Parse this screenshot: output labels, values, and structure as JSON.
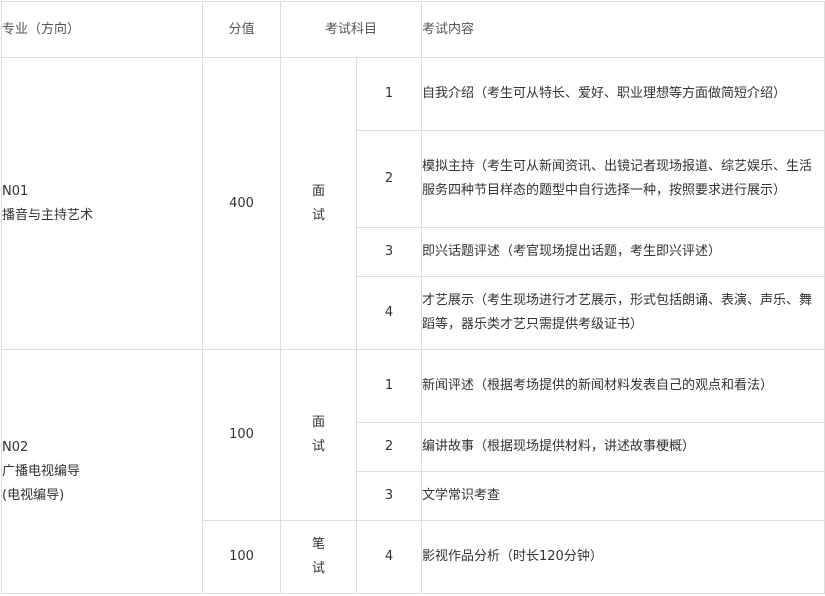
{
  "headers": {
    "major": "专业（方向）",
    "score": "分值",
    "subject": "考试科目",
    "content": "考试内容"
  },
  "groups": [
    {
      "code": "N01",
      "name_lines": [
        "播音与主持艺术"
      ],
      "score": "400",
      "subject_chars": [
        "面",
        "试"
      ],
      "items": [
        {
          "num": "1",
          "text": "自我介绍（考生可从特长、爱好、职业理想等方面做简短介绍）"
        },
        {
          "num": "2",
          "text": "模拟主持（考生可从新闻资讯、出镜记者现场报道、综艺娱乐、生活服务四种节目样态的题型中自行选择一种，按照要求进行展示）"
        },
        {
          "num": "3",
          "text": "即兴话题评述（考官现场提出话题，考生即兴评述）"
        },
        {
          "num": "4",
          "text": "才艺展示（考生现场进行才艺展示，形式包括朗诵、表演、声乐、舞蹈等，器乐类才艺只需提供考级证书）"
        }
      ]
    },
    {
      "code": "N02",
      "name_lines": [
        "广播电视编导",
        "(电视编导)"
      ],
      "score": "100",
      "subject_chars": [
        "面",
        "试"
      ],
      "items": [
        {
          "num": "1",
          "text": "新闻评述（根据考场提供的新闻材料发表自己的观点和看法）"
        },
        {
          "num": "2",
          "text": "编讲故事（根据现场提供材料，讲述故事梗概）"
        },
        {
          "num": "3",
          "text": "文学常识考查"
        }
      ],
      "written": {
        "score": "100",
        "subject_chars": [
          "笔",
          "试"
        ],
        "num": "4",
        "text": "影视作品分析（时长120分钟）"
      }
    }
  ]
}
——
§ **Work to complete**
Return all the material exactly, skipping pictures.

§ **Output of the task**
Parse this screenshot: output labels, values, and structure as JSON.
{
  "headers": {
    "major": "专业（方向）",
    "score": "分值",
    "subject": "考试科目",
    "content": "考试内容"
  },
  "groups": [
    {
      "code": "N01",
      "name_lines": [
        "播音与主持艺术"
      ],
      "score": "400",
      "subject_chars": [
        "面",
        "试"
      ],
      "items": [
        {
          "num": "1",
          "text": "自我介绍（考生可从特长、爱好、职业理想等方面做简短介绍）"
        },
        {
          "num": "2",
          "text": "模拟主持（考生可从新闻资讯、出镜记者现场报道、综艺娱乐、生活服务四种节目样态的题型中自行选择一种，按照要求进行展示）"
        },
        {
          "num": "3",
          "text": "即兴话题评述（考官现场提出话题，考生即兴评述）"
        },
        {
          "num": "4",
          "text": "才艺展示（考生现场进行才艺展示，形式包括朗诵、表演、声乐、舞蹈等，器乐类才艺只需提供考级证书）"
        }
      ]
    },
    {
      "code": "N02",
      "name_lines": [
        "广播电视编导",
        "(电视编导)"
      ],
      "score": "100",
      "subject_chars": [
        "面",
        "试"
      ],
      "items": [
        {
          "num": "1",
          "text": "新闻评述（根据考场提供的新闻材料发表自己的观点和看法）"
        },
        {
          "num": "2",
          "text": "编讲故事（根据现场提供材料，讲述故事梗概）"
        },
        {
          "num": "3",
          "text": "文学常识考查"
        }
      ],
      "written": {
        "score": "100",
        "subject_chars": [
          "笔",
          "试"
        ],
        "num": "4",
        "text": "影视作品分析（时长120分钟）"
      }
    }
  ]
}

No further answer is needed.